*EXERCISE BRIEF:*
In the records below, find every line with the word "Organisation" and copy it.

Extracted data entries
= Beginning of Section =

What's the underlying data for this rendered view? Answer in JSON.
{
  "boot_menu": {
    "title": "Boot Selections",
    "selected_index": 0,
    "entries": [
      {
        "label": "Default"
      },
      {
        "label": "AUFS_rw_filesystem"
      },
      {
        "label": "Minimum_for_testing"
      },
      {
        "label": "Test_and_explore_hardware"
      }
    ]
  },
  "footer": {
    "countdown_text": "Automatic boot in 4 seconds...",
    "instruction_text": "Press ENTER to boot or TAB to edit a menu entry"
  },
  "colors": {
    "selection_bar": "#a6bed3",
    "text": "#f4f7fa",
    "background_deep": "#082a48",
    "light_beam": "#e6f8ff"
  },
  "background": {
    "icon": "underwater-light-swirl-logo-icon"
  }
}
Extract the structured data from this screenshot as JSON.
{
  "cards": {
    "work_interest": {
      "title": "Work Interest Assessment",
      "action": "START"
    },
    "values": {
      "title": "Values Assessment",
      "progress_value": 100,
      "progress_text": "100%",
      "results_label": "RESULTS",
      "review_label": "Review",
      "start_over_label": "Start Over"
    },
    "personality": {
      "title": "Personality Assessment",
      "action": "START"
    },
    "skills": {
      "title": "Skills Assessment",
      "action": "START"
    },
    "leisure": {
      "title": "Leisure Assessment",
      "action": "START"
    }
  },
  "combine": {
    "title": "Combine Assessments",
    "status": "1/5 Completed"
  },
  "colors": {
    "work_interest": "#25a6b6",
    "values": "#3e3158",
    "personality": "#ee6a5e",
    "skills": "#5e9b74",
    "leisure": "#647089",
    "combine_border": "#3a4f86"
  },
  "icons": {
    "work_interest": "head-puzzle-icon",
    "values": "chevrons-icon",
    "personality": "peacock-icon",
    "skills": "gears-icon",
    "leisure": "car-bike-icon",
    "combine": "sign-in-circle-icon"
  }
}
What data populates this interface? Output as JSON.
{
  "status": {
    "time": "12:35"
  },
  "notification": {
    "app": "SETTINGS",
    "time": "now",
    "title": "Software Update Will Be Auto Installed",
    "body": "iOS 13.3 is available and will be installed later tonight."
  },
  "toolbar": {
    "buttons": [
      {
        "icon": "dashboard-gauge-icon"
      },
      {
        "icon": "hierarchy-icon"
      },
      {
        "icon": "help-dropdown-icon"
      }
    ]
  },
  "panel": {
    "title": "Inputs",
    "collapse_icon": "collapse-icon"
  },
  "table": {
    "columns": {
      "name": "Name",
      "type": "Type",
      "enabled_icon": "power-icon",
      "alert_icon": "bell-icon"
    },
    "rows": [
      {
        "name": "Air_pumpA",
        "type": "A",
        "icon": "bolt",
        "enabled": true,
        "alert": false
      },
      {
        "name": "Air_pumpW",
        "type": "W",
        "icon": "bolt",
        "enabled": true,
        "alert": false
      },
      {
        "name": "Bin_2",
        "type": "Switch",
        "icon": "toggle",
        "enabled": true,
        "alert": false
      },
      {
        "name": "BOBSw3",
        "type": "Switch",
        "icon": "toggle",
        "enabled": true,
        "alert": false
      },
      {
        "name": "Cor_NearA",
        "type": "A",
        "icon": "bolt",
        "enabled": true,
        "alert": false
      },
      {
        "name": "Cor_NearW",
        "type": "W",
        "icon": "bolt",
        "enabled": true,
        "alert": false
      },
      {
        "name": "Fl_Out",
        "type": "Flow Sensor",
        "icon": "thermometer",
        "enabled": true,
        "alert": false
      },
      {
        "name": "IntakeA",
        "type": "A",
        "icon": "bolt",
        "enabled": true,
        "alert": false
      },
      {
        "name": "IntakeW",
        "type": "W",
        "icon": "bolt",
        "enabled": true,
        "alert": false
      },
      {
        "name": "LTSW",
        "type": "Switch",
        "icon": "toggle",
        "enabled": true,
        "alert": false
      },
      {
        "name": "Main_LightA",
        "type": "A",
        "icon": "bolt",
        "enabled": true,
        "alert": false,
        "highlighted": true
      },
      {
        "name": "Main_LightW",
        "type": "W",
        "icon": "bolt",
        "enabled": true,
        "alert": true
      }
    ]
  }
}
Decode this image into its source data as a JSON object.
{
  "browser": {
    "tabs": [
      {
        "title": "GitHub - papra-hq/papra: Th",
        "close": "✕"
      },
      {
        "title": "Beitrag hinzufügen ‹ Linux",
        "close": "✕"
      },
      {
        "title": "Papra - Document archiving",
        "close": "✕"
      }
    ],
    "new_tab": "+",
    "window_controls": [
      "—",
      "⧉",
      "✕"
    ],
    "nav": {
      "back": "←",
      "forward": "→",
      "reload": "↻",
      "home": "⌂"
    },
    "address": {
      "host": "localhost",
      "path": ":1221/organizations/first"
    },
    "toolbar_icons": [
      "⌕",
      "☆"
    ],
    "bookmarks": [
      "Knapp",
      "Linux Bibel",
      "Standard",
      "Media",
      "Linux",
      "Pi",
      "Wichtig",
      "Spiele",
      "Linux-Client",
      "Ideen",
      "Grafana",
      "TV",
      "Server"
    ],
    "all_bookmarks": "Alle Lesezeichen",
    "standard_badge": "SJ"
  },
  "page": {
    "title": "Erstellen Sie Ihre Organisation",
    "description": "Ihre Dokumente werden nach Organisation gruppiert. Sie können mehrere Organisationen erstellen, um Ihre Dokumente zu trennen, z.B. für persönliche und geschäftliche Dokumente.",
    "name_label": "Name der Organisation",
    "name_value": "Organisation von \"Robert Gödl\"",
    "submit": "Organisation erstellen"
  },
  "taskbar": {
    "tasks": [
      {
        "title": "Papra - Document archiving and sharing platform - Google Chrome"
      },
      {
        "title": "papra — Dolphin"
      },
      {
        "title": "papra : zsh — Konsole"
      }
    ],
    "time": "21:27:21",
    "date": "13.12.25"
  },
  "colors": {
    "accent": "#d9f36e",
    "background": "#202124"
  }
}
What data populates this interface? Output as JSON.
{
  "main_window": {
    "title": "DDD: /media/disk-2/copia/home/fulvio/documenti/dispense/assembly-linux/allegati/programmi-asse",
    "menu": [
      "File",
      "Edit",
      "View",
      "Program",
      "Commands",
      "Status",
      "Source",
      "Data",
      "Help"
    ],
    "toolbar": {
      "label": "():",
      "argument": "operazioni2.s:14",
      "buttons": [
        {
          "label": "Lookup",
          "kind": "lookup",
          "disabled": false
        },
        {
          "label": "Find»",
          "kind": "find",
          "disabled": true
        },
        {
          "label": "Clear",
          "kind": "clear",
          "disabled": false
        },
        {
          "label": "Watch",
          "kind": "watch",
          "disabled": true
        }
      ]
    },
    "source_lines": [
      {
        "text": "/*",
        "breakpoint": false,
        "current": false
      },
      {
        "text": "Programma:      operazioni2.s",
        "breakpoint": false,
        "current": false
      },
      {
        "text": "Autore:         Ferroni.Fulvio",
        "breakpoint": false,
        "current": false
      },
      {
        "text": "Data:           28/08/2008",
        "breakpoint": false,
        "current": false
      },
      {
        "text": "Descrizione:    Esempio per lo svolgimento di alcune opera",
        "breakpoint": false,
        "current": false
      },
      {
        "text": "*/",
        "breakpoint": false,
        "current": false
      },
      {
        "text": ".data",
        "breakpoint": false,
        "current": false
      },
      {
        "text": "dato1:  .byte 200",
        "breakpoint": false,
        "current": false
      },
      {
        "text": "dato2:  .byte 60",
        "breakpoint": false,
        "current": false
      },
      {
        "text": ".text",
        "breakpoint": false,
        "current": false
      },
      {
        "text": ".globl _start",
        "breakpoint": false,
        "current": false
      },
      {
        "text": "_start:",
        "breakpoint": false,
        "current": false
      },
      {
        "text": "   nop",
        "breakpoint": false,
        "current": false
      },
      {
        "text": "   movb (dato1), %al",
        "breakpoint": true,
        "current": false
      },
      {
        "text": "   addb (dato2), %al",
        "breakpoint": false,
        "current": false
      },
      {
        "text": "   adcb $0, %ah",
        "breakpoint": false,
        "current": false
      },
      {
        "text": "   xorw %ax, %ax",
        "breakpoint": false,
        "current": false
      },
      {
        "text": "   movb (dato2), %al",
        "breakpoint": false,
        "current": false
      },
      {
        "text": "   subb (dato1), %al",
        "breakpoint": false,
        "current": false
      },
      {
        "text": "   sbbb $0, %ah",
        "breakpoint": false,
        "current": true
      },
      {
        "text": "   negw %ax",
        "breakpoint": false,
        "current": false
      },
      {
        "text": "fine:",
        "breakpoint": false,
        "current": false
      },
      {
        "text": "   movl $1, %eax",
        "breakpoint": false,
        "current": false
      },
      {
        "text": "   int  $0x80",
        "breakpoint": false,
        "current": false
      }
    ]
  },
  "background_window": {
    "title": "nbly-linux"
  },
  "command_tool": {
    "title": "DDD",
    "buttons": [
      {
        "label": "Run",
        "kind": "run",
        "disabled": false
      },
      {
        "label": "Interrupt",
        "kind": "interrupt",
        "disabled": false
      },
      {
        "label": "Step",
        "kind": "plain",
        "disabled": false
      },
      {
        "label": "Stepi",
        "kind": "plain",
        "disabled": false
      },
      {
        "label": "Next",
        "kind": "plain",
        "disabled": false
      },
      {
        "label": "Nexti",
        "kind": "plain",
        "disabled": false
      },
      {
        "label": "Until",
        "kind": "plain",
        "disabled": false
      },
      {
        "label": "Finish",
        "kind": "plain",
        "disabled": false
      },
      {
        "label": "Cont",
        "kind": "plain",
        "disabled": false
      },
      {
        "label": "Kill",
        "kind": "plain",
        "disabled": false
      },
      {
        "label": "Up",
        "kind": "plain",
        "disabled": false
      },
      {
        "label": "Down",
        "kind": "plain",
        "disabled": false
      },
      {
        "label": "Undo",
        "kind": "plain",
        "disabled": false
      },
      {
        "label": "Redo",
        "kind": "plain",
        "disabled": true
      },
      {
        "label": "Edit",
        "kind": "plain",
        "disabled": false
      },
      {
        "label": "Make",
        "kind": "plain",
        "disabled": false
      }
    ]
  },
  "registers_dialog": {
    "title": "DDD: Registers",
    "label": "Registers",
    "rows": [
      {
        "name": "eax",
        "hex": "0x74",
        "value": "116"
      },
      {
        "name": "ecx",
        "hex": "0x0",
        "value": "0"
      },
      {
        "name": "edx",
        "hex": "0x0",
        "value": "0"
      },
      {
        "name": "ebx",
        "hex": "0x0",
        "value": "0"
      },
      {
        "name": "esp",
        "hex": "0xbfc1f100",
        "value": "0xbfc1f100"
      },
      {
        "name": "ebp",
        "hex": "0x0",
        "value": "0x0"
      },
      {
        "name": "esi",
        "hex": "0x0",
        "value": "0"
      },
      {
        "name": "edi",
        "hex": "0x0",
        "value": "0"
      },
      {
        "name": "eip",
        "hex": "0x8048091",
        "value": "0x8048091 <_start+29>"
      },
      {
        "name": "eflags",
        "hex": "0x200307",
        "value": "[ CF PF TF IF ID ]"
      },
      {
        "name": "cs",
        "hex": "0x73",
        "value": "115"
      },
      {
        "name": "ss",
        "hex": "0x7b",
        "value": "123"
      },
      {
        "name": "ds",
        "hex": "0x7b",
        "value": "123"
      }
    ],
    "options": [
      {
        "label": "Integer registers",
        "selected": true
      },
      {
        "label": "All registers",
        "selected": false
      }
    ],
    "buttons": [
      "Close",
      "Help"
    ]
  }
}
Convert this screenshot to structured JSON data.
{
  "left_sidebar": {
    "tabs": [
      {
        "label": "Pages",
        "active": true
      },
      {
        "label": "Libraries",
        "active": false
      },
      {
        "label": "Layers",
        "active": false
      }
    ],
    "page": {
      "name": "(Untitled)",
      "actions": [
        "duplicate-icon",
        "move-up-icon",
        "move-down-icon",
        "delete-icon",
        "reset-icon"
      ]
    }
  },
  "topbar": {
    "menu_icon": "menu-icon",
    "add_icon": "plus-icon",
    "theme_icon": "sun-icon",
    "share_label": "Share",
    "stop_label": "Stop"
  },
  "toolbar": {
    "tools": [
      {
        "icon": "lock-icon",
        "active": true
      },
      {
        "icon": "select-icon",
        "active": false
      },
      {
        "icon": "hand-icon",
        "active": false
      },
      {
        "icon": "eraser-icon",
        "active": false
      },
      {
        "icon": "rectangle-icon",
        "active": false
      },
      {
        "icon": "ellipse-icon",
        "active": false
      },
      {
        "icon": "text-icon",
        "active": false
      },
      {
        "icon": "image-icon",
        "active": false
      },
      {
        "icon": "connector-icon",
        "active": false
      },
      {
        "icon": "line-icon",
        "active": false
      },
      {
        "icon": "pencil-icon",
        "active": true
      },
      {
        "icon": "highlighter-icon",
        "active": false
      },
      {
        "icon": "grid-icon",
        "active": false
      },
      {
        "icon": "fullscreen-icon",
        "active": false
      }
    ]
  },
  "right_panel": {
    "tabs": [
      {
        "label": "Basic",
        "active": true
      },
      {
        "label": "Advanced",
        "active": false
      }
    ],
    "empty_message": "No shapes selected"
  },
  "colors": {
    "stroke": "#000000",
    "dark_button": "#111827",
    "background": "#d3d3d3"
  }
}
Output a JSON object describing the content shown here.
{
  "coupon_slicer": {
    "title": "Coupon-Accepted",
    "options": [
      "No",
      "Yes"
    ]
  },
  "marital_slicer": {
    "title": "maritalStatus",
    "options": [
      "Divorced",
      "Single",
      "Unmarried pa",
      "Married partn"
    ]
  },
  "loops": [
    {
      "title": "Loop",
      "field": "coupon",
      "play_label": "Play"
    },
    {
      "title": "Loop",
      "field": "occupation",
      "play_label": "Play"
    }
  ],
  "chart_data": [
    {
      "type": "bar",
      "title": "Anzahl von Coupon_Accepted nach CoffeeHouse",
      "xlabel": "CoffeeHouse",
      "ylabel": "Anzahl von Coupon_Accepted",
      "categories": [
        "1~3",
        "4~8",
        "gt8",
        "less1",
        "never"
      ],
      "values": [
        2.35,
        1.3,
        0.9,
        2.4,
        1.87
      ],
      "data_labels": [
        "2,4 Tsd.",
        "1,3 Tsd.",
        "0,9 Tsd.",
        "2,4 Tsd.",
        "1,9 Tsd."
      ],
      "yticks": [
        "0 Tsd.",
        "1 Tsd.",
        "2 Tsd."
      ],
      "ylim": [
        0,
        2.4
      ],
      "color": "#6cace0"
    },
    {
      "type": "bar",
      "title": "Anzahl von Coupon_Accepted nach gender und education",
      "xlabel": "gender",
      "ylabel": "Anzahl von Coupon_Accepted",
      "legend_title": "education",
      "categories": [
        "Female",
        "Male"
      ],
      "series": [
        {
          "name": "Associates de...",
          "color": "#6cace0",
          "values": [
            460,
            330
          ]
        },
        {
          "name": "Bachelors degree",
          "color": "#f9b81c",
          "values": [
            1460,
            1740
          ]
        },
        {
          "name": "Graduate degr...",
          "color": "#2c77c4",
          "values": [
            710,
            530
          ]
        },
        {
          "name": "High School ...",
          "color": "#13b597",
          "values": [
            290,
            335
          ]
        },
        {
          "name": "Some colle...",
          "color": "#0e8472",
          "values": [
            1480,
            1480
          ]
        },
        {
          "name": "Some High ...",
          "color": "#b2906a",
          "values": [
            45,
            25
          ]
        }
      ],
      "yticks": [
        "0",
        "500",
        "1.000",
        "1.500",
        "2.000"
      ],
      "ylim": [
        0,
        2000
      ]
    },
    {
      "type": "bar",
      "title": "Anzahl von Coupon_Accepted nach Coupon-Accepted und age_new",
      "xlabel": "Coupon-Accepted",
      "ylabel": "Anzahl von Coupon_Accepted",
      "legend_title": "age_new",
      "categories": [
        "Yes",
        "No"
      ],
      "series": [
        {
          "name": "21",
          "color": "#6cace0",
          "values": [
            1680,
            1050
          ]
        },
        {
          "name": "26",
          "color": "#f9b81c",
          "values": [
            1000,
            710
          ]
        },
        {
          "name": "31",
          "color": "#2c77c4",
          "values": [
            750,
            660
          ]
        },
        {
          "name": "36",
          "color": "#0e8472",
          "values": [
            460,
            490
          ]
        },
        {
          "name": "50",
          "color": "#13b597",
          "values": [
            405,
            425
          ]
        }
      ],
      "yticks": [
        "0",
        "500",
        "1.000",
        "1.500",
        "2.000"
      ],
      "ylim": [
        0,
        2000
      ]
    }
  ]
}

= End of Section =

*ANSWER SPACE:*
    "title": "Erstellen Sie Ihre Organisation",
    "description": "Ihre Dokumente werden nach Organisation gruppiert. Sie können mehrere Organisationen erstellen, um Ihre Dokumente zu trennen, z.B. für persönliche und geschäftliche Dokumente.",
    "name_label": "Name der Organisation",
    "name_value": "Organisation von \"Robert Gödl\"",
    "submit": "Organisation erstellen"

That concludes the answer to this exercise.